Daily and clinical intervention to dysphagic patients, especially the elderly at home is needed by the specialists. The results of the present study suggest that Dysphagia Support Station should spread to support not only the patients but also their families.
Case: A 54-year-old man presented with left Horner syndrome, left facial paralysis, lateropulsion toward the left side, bulbar palsy, and sensory disturbance in the right face and left limb/body. He was diagnosed with left lateral medullary infarction by brain MR imaging. Dysphagia was so severe that oral intake was prohibited at the time of admission. Upon laryngoscopic examination, there was a large amount of saliva pooling in the pyriform sinus, but the vocal cords were not paralyzed. There was a large amount of residue in the left pyriform sinus after deglutition.
In videofluoroscopy, the dominant side for bolus transport to the hypopharynx was the left and that for bolus passage at the cricopharyngeal portion was the right. Swallowing with head rotation toward the nonresidual side was attempted to clear the left residue, but it was not effective. On the other hand, swallowing with head rotation toward the food residual side was effective for clearance of the left pyriform sinus.
Conclusion: We usually attempt swallowing with head rotation toward the non-residual side to clear residue in the pyriform sinus. In this case, swallowing with head rotation toward the food residual side was effective. If there is no vocal cord palsy, this technique should be attempted.
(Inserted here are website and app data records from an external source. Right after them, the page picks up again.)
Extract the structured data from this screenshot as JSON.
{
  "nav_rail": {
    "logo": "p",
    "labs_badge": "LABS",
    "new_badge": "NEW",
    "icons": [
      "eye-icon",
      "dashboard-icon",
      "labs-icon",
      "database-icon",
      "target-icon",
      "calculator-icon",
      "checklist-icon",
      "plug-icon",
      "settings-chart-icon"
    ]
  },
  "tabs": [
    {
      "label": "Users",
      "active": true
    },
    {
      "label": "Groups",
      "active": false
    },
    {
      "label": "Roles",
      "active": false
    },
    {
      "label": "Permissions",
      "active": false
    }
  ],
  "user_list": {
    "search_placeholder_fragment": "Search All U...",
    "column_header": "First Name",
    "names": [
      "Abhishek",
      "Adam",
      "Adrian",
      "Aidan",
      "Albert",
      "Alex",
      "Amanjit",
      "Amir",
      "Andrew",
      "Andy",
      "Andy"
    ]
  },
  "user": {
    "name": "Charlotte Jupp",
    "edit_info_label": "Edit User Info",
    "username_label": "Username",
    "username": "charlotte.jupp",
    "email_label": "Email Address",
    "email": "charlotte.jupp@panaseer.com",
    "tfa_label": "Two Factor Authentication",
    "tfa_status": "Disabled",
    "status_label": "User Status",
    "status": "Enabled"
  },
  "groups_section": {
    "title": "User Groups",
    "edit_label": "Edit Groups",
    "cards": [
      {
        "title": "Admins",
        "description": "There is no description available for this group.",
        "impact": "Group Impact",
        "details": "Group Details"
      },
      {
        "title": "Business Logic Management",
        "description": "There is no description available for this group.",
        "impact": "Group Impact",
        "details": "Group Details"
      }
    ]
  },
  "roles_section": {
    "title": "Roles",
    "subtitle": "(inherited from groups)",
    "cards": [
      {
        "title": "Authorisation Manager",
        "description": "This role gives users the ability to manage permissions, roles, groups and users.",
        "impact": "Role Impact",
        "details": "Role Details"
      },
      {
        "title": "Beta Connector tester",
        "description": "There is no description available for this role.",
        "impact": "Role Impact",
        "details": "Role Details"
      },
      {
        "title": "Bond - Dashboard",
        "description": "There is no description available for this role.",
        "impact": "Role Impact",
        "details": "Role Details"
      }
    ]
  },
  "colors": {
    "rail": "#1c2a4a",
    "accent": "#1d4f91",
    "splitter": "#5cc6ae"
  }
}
Bottle feeding activity involves a series of motions that are done with coordination of suckling, swallowing,
and respiration. Therefore, among infant bottle feeding disorders there are cases in which there are
disorders in swallowing or respiration in addition to suckling, or problems in the coordination of these
We conducted Videofluoroscopy (VFSS) and fiberscopic laryngoscope tests in a male infant with bottle feeding disorder, and determined that the bottle feeding disorder condition was due to laryngomalacia and laryngeal paralysis. In order to help him acquire eating function, we started in food intake training and instruction. He was able to acquire eating ability. Therefore I report this case.
In this case, there was no abnormality during pregnancy and childbirth. He caught pneumonia by bottle feeding disorder and so he needed tube feeding. Subsequently, he caught aspiration pneumonia on trying bottle feeding. He consulted my clinic in order to assess his swallowing function at 11 months old.
On his feeding liquid contrast medium by feeding bottle, aspiration was observed on VFSS. But aspiration was not observed on his feeding potage like contrast medium by spoon. On fiberscopic laryngoscope tests, we identified that laryngomalacia improved but there was laryngeal paralysis. On his first medial examination, we didn't identify development disorder except bottle feeding.
It was his condition that breathing in strongly caused aspiration because of laryngeal paralysis if protection for airway by swallowing was late. And so we thought that we needed to stop bottle feeding and start weaning food. With regard to feeding liquid, we started from thicker liquid, such as potage like water, and from by spoon to by cup and straw. He was able to drink thicker liquid by cup without choking on 1 year 10 months old. Next, we changed viscosity and so we made thinner to half of viscosity. He was able to drink normal water without choking on 2 years 9 months old. With regard to straw, we start from thicker liquid in some way. He was able to drink normal water by straw without choking on 3 years 9 months old. But he had still laryngeal paralysis slightly on that time.